The incidence of catastrophic health spending is higher in Ukraine than in many other countries in Europe. It is heavily concentrated in the poorest fifth of the population and among households headed by older people or pensioners. The main drivers of catastrophic spending are medicines in poorer households and inpatient care in richer households.

Unmet need for health care is highest for medicines, dental care and outpatient care, mainly driven by cost and affects poorer households the most. In spite of near universal population coverage and the limited presence of user charges, informal payments and other out-of-pocket payments are widespread in the health system, reflecting gaps in the service dimension of health coverage, low levels of public spending on health (‎persistent underfunding of the Program of Medical Guarantees)‎ and other inefficiencies.

Although the Government has taken steps to strengthen access and financial protection, as demonstrated by recent reforms, and given priority to public spending on health, the health system needs to continue to reduce out-of-pocket payments for medicines and inpatient care.

Options for achieving this include prioritizing public spending on comprehensive primary care, which includes funding for better access to medicines and diagnostic tests; strengthening the prescribing, dispensing, price regulation and availability of medicines; tackling informal payments for inpatient care; improving the ability of the National Health Service of Ukraine to use public resources efficiently; and enabling the Government to implement policies to enhance protection for households with low incomes and others at high risk of catastrophic health spending.

​About the report

The report draws on data from household budget surveys conducted between 2009 and 2021 and information on coverage policy (population coverage, service coverage and user charges) up to the end of 2022. It assesses the state of financial protection in Ukraine before the Russian Federation’s full-scale invasion in February 2022. Ukraine is one of the few countries in the European Region providing evidence on financial protection up to 2021.

About WHO/Europe’s work on financial protection

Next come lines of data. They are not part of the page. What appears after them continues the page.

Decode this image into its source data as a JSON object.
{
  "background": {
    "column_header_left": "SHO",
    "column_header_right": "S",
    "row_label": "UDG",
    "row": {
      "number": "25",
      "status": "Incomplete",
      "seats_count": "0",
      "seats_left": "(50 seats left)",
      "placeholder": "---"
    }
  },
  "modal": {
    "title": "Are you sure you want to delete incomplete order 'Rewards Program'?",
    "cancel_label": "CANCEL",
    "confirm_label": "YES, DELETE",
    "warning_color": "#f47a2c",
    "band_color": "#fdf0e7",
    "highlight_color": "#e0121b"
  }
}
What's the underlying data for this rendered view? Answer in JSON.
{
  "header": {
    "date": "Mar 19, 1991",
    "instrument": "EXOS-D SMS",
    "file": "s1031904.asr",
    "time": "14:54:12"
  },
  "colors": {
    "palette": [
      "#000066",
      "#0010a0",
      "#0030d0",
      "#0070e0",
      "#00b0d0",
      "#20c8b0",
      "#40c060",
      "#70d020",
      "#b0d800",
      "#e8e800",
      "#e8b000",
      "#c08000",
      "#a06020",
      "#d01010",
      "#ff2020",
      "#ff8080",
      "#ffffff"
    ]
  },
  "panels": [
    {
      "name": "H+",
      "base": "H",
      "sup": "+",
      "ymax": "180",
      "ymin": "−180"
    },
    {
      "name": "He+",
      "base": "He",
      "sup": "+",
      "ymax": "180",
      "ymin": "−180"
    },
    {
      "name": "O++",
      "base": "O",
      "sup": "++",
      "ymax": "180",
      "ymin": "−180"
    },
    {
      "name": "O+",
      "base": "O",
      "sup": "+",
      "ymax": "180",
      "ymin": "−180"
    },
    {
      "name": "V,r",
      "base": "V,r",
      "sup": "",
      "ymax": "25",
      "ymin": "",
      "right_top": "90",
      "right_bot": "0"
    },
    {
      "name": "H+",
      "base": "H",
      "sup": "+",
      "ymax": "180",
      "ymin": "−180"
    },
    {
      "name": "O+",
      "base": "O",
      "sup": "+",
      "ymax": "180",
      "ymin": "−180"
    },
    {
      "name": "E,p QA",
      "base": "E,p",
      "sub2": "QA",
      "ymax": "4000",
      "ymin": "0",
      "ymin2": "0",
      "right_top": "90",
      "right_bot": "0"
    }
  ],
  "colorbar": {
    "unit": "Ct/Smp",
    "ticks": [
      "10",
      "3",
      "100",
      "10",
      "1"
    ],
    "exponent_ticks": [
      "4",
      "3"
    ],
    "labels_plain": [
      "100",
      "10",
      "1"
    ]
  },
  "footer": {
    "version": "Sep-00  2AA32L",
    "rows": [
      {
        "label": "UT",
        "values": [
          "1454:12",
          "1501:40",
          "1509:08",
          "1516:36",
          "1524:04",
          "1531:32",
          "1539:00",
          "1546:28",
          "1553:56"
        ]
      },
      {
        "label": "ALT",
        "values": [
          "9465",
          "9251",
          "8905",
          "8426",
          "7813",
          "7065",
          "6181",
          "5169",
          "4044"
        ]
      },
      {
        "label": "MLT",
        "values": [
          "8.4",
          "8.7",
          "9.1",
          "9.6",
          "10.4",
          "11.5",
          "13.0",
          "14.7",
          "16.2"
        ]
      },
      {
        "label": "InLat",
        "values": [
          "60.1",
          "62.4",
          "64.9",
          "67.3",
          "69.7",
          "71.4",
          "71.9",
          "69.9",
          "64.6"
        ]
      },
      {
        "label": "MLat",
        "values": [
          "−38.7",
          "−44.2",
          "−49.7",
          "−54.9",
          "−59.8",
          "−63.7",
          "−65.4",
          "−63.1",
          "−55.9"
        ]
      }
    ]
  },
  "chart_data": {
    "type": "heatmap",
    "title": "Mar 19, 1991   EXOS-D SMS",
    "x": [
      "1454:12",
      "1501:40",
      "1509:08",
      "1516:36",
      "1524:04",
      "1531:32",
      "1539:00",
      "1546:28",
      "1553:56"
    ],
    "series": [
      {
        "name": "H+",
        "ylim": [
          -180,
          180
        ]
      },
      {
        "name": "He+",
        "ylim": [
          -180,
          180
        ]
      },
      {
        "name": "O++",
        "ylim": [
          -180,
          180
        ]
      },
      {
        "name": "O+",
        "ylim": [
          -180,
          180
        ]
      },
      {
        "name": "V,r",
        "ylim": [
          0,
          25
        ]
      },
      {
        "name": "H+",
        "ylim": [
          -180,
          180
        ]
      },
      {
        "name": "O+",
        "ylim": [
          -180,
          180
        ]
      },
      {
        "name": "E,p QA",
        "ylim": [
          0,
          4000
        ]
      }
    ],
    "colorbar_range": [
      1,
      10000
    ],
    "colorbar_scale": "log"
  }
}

Financial protection is central to universal health coverage. It is an indicator of the Sustainable Development Goals, part of the European Pillar of Social Rights and at the heart of the European Programme of Work, WHO/Europe’s strategic framework.

WHO/Europe monitors financial protection through the WHO Barcelona Office for Health Systems Financing, using regional indicators that are sensitive to equity. The WHO Barcelona Office provides tailored technical assistance to countries to reduce unmet need and financial hardship by identifying and addressing gaps in health coverage.